### Goal of the exercise
How many lines in the listing below hold the word "meta"? Answer with the number only.

___ Source data ___

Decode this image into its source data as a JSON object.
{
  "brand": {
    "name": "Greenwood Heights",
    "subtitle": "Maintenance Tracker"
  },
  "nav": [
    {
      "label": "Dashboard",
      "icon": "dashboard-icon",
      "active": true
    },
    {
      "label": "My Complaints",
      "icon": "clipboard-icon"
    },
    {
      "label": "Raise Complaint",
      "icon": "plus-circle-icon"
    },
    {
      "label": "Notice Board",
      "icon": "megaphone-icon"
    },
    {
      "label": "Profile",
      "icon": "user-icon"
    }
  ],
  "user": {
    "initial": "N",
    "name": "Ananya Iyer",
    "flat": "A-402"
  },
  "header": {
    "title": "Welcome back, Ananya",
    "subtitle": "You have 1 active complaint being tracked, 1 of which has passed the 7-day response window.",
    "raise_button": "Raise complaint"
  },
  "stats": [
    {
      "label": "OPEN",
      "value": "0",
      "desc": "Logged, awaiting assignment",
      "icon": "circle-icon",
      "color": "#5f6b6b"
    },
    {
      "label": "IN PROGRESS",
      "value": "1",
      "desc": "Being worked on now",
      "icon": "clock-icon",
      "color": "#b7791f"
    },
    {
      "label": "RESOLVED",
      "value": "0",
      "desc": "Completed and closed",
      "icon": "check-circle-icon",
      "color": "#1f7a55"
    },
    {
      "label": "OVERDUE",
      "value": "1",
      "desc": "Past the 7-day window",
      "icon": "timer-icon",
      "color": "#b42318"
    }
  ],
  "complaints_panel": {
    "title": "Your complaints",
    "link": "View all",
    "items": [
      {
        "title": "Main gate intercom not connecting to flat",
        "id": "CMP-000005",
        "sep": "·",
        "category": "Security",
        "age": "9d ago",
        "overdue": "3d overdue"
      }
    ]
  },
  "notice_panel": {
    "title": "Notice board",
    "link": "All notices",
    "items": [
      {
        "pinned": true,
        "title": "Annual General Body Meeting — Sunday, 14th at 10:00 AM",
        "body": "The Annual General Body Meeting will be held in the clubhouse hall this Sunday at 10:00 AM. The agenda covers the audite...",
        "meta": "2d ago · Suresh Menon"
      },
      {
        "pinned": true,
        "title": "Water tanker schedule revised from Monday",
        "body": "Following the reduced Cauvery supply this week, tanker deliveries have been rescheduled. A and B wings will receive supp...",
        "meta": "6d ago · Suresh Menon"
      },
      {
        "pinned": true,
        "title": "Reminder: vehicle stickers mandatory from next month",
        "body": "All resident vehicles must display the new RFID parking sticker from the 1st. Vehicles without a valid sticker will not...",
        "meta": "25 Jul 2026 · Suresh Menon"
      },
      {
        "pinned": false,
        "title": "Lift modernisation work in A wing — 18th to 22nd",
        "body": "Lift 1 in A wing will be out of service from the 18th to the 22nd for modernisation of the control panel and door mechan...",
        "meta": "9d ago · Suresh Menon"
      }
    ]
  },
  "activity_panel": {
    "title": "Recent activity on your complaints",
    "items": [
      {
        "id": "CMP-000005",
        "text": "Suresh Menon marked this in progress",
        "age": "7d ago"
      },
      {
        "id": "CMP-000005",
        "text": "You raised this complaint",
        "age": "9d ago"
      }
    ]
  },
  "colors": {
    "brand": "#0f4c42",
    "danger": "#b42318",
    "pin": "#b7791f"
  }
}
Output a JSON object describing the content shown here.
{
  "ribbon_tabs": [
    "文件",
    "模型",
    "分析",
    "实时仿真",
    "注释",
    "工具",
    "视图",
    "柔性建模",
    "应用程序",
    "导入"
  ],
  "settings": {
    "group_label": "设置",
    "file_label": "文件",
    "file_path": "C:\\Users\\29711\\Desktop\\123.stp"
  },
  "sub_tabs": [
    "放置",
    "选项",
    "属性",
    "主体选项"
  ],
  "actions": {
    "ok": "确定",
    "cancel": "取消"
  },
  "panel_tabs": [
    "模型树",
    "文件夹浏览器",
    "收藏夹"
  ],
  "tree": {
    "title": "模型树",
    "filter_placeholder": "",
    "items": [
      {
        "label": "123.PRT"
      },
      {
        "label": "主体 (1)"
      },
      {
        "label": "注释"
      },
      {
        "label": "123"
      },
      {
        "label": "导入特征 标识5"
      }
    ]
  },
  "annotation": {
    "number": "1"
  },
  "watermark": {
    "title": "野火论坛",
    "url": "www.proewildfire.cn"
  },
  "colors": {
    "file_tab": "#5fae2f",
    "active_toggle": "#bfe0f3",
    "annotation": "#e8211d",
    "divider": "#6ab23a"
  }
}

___

### Answer
4